Ideene, another good friend from Michigan State who now lives in LA, is a first generation American. Her parents immigrated from Iran in their twenties. She has close ties with her Persian relatives, and travels to Iran to visit them almost every year.

I stayed a night at Ideene’s apartment in Beverlywood. The next morning, while drinking tea at the kitchen table, we tossed around ideas for lunch. “Have you ever eaten Persian food?” asked Ideene.

I mulled it over. Nope. I didn’t even know what Persian food was.

Little Persia, LA (a.k.a. Westwood Boulevard) was only a couple miles down the road. Ideene, a fluent Farsi speaker, played tour guide. There was no better time or place to try Persian food — unless I was in Iran.
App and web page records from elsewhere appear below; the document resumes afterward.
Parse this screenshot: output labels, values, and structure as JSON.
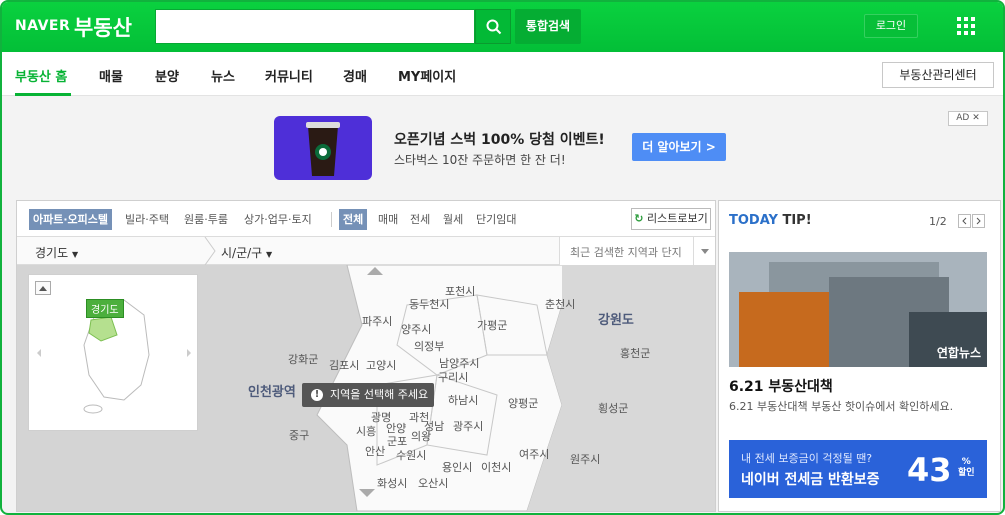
{
  "header": {
    "logo_naver": "NAVER",
    "logo_service": "부동산",
    "search_placeholder": "",
    "search_button_label": "통합검색",
    "login_label": "로그인"
  },
  "nav": {
    "items": [
      "부동산 홈",
      "매물",
      "분양",
      "뉴스",
      "커뮤니티",
      "경매",
      "MY페이지"
    ],
    "manager_button": "부동산관리센터"
  },
  "ad": {
    "title": "오픈기념 스벅 100% 당첨 이벤트!",
    "subtitle": "스타벅스 10잔 주문하면 한 잔 더!",
    "button": "더 알아보기 >",
    "badge": "AD ✕"
  },
  "filters": {
    "property_types": [
      "아파트·오피스텔",
      "빌라·주택",
      "원룸·투룸",
      "상가·업무·토지"
    ],
    "trade_types": [
      "전체",
      "매매",
      "전세",
      "월세",
      "단기임대"
    ],
    "list_button": "리스트로보기"
  },
  "region": {
    "province": "경기도",
    "district": "시/군/구",
    "recent_label": "최근 검색한 지역과 단지"
  },
  "map": {
    "mini_tag": "경기도",
    "tooltip": "지역을 선택해 주세요",
    "labels": [
      {
        "text": "포천시"
      },
      {
        "text": "동두천시"
      },
      {
        "text": "파주시"
      },
      {
        "text": "양주시"
      },
      {
        "text": "가평군"
      },
      {
        "text": "의정부"
      },
      {
        "text": "강화군"
      },
      {
        "text": "김포시"
      },
      {
        "text": "고양시"
      },
      {
        "text": "남양주시"
      },
      {
        "text": "구리시"
      },
      {
        "text": "하남시"
      },
      {
        "text": "양평군"
      },
      {
        "text": "광명"
      },
      {
        "text": "과천"
      },
      {
        "text": "시흥"
      },
      {
        "text": "안양"
      },
      {
        "text": "군포"
      },
      {
        "text": "의왕"
      },
      {
        "text": "성남"
      },
      {
        "text": "광주시"
      },
      {
        "text": "안산"
      },
      {
        "text": "수원시"
      },
      {
        "text": "여주시"
      },
      {
        "text": "용인시"
      },
      {
        "text": "이천시"
      },
      {
        "text": "화성시"
      },
      {
        "text": "오산시"
      },
      {
        "text": "춘천시"
      },
      {
        "text": "홍천군"
      },
      {
        "text": "횡성군"
      },
      {
        "text": "원주시"
      },
      {
        "text": "중구"
      }
    ],
    "big_labels": [
      {
        "text": "인천광역"
      },
      {
        "text": "강원도"
      }
    ]
  },
  "tip": {
    "head_1": "TODAY",
    "head_2": " TIP!",
    "page": "1/2",
    "news_logo": "연합뉴스",
    "news_title": "6.21 부동산대책",
    "news_desc": "6.21 부동산대책 부동산 핫이슈에서 확인하세요.",
    "banner_line1": "내 전세 보증금이 걱정될 땐?",
    "banner_line2": "네이버 전세금 반환보증",
    "banner_percent": "43",
    "banner_unit": "%",
    "banner_discount": "할인"
  }
}
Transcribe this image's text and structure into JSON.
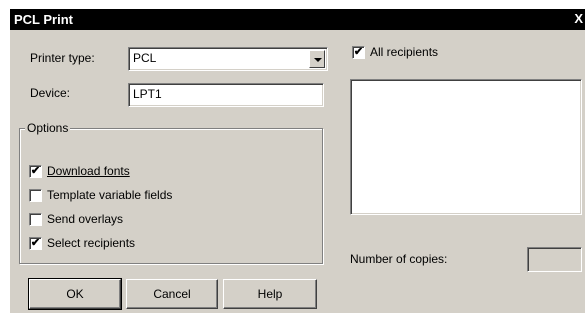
{
  "window": {
    "title": "PCL Print",
    "close_glyph": "X"
  },
  "form": {
    "printer_type_label": "Printer type:",
    "printer_type_value": "PCL",
    "device_label": "Device:",
    "device_value": "LPT1"
  },
  "options": {
    "legend": "Options",
    "items": [
      {
        "label": "Download fonts",
        "checked": true
      },
      {
        "label": "Template variable fields",
        "checked": false
      },
      {
        "label": "Send overlays",
        "checked": false
      },
      {
        "label": "Select recipients",
        "checked": true
      }
    ]
  },
  "recipients": {
    "all_label": "All recipients",
    "all_checked": true,
    "list_items": []
  },
  "copies": {
    "label": "Number of copies:",
    "value": ""
  },
  "buttons": {
    "ok": "OK",
    "cancel": "Cancel",
    "help": "Help"
  },
  "colors": {
    "dialog_bg": "#d4d0c8",
    "titlebar_bg": "#000000",
    "field_bg": "#ffffff"
  },
  "icons": {
    "dropdown": "chevron-down-icon",
    "check": "checkmark-icon",
    "close": "close-icon"
  }
}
Little Persia - 1

Ideene picked Shamshiri Grill. After consulting me on what types of meat I liked and what sauces I thought sounded tasty, Ideene ordered for us, speaking to the server in both English and Farsi.

Almost every other patron was Persian or Middle Eastern. The last time I felt so out of place speaking English in America was when Kirk and I first moved to Rodgers Park, Chicago, where Spanish trumped English, specifically around North Clark Street.

We ate until we were stuffed. In the photo above, Ideene prepares to dig into the Koobideh Platter: a skewer of minced lamb seasoned with onions and spices with sides of Basmati rice and flame broiled onions and tomatoes. We also ate Shirazi salad (chopped cucumbers, tomatoes, onions and parsley), house stew, and doogh. Doogh?

Doogh is yogurt soda. It’s also one of the strangest things I’ve ever ingested through a straw, or ingested, period. Ideene ordered both the house doogh and a bottled doogh. The house doogh was flavored heavily with mint, which I preferred, because it gave the drink a refreshing bite.

I liked the food, though I don’t see myself craving it like I do Mexican food or sushi. Like any new cuisine, the more you eat it, the more familiar it becomes, the better chance you have at enjoying it.

If Persian main dishes took some getting used to, the Persian ice cream did not.

Little Persia - 2

Walking a few blocks north on Westwood took us to Saffron & Rose Ice Cream. It’s not the ice cream’s texture (which is similar to gelato) that makes Persian ice cream ‘Persian,’ it’s the the flavors — orange blossom, double date, saffron & pistachio, lavender, cucumber & watermelon — that make it unique. Orange blossom was my favorite, saffron & pistachio a close second.

I’ve always thought of ice cream — giant scoops of chocolate dripping down the sides of a waffle cone — as very American. Actually, the Persian Empire is credited with developing the first ice cream — grape juice concentrate poured over snow. (Read more on the history of ice cream.)

Thanks, Ideene, for the tour through Little Persia! ☼